Recommended by a friend, we had two nights at this fantastic place. You can visit the Abbey without staying at the hotel but being able to wonder around the former abbey and prison at night was a memorable experience. The rooms are minimalist and comfortable. Great bathrooms and amazing breakfast in the former Saint-Lazare church. The restaurant (a truly gastronomic experience) is also in the Saint-Lazare church with some tables facing the cloister. A memorable two days and astounded at the amount of time and effort has gone into transforming the Abbey back into its original glory. Recommend at least one night at this interesting and fabulous place.

Whisper it...it’s heavenly

We loved our two nights at L’Hotel last week, and we’ll definitely return next time we’re in the region. For this kind of quality and exclusivity, it’s great value.
The Loire valley in July is hardly a quiet place, yet the relative isolation of this hotel in the far corner of the abbey site made us feel miles from anywhere. The minimalist style echoed the building’s history as both monastery and prison, and at breakfast in the cloistered restaurant the other guests actually whispered to each other. Somehow none of this felt austere or weird: it all helped to make our stay a gloriously restful retreat.
Do find time to wander around the kitchen garden and through the other buildings. We did so completely alone one evenin, and stumbled on a prison museum and a breathtaking light and sound installation up in the former nuns’ huge, darkened dormitory.
One tip: if you don’t dine at Le Restaurant and want a simpler meal - or even just a drink and a snack - go out to one of the several lovely places in Fontevraud village.
L’Hotel’s room service is strictly limited to a 30 euro set meal, and its beautiful (but last week, utterly deserted and barely staffed) iBar serves no food, not even olives or nuts. There are a couple of places in the abbey precinct for light meals, but the only one that’s open in the evenings - the wine bar - is in a vast and not terribly inviting room at the main abbey.

Too hot to sleep
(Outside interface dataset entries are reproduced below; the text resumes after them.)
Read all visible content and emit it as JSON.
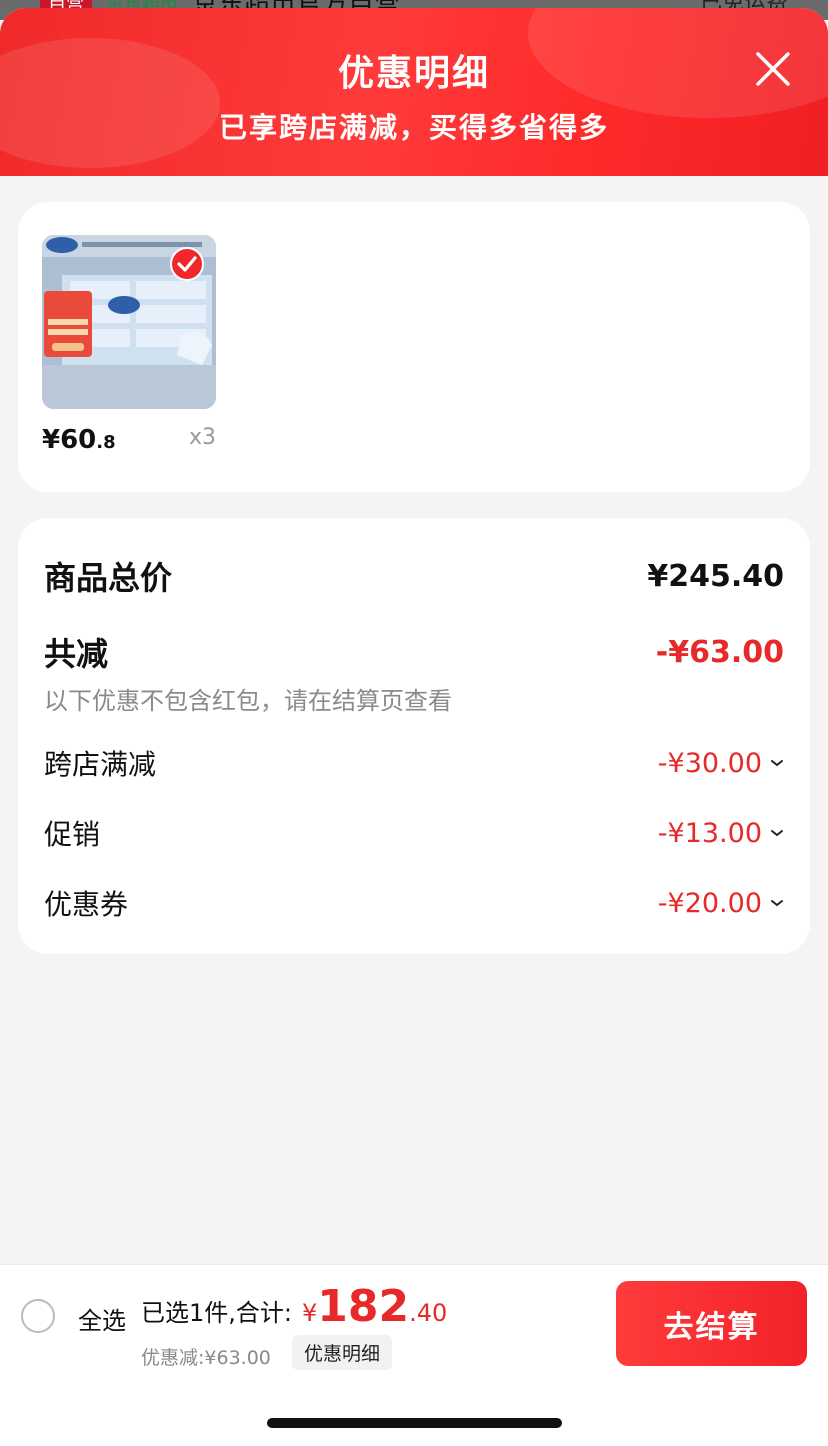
{
  "underlying": {
    "badge_self": "自营",
    "badge_mart": "京东超市",
    "store_name": "京东超市官方自营",
    "shipping": "已免运费"
  },
  "header": {
    "title": "优惠明细",
    "subtitle": "已享跨店满减，买得多省得多",
    "close_icon": "close-icon"
  },
  "product": {
    "price_int": "¥60",
    "price_dec": ".8",
    "qty": "x3",
    "selected": true
  },
  "summary": {
    "total_label": "商品总价",
    "total_value": "¥245.40",
    "reduce_label": "共减",
    "reduce_value": "-¥63.00",
    "note": "以下优惠不包含红包，请在结算页查看",
    "items": [
      {
        "label": "跨店满减",
        "value": "-¥30.00"
      },
      {
        "label": "促销",
        "value": "-¥13.00"
      },
      {
        "label": "优惠券",
        "value": "-¥20.00"
      }
    ]
  },
  "bottom": {
    "select_all": "全选",
    "selected_info": "已选1件,合计:",
    "total_currency": "¥",
    "total_int": "182",
    "total_dec": ".40",
    "discount_line": "优惠减:¥63.00",
    "detail_tag": "优惠明细",
    "checkout": "去结算"
  },
  "colors": {
    "accent": "#e8292a",
    "header_red": "#ff3a3a"
  }
}
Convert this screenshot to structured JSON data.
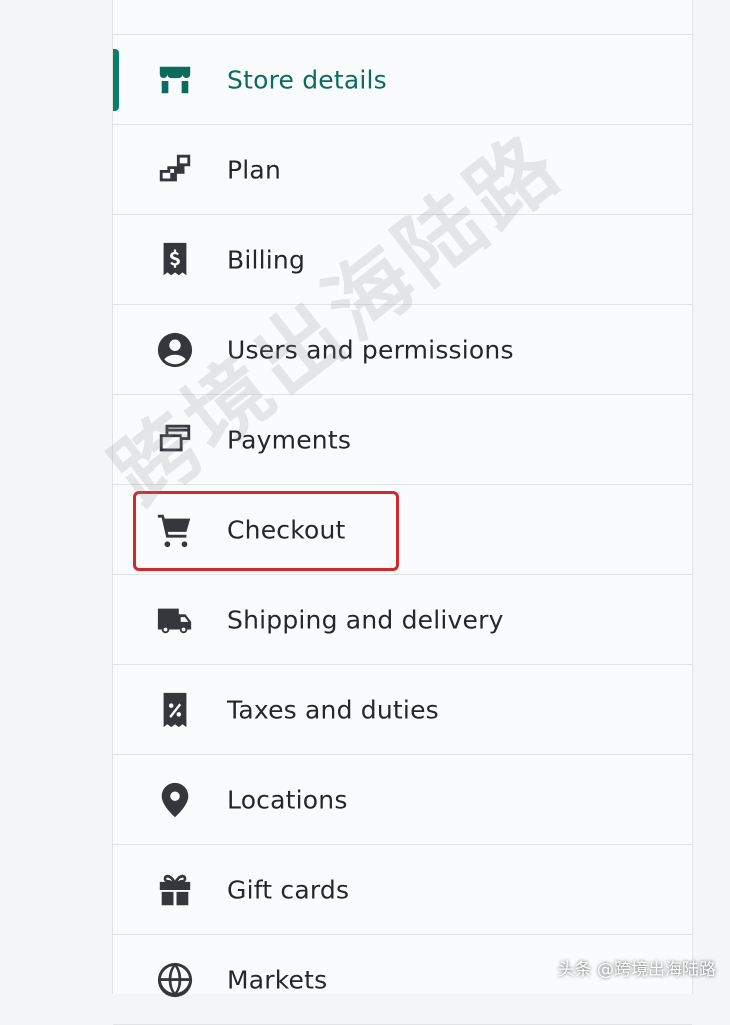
{
  "settings_nav": {
    "items": [
      {
        "label": "Store details",
        "icon": "store-icon",
        "active": true
      },
      {
        "label": "Plan",
        "icon": "plan-icon"
      },
      {
        "label": "Billing",
        "icon": "billing-icon"
      },
      {
        "label": "Users and permissions",
        "icon": "user-icon"
      },
      {
        "label": "Payments",
        "icon": "payments-icon"
      },
      {
        "label": "Checkout",
        "icon": "cart-icon",
        "highlighted": true
      },
      {
        "label": "Shipping and delivery",
        "icon": "truck-icon"
      },
      {
        "label": "Taxes and duties",
        "icon": "tax-icon"
      },
      {
        "label": "Locations",
        "icon": "location-pin-icon"
      },
      {
        "label": "Gift cards",
        "icon": "gift-icon"
      },
      {
        "label": "Markets",
        "icon": "globe-icon"
      }
    ]
  },
  "watermark": "跨境出海陆路",
  "credit": "头条 @跨境出海陆路",
  "colors": {
    "accent": "#0b6b5c",
    "highlight_box": "#d4272a"
  }
}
For a 4* hotel charging what it does they really should have some sort of contingency to control the temperature in the rooms. An oscillating fan just isnt good enough when the temperature at 10pm is still 35°C. They say they didnt expect such temperatures- they were saying the same thing this time last year.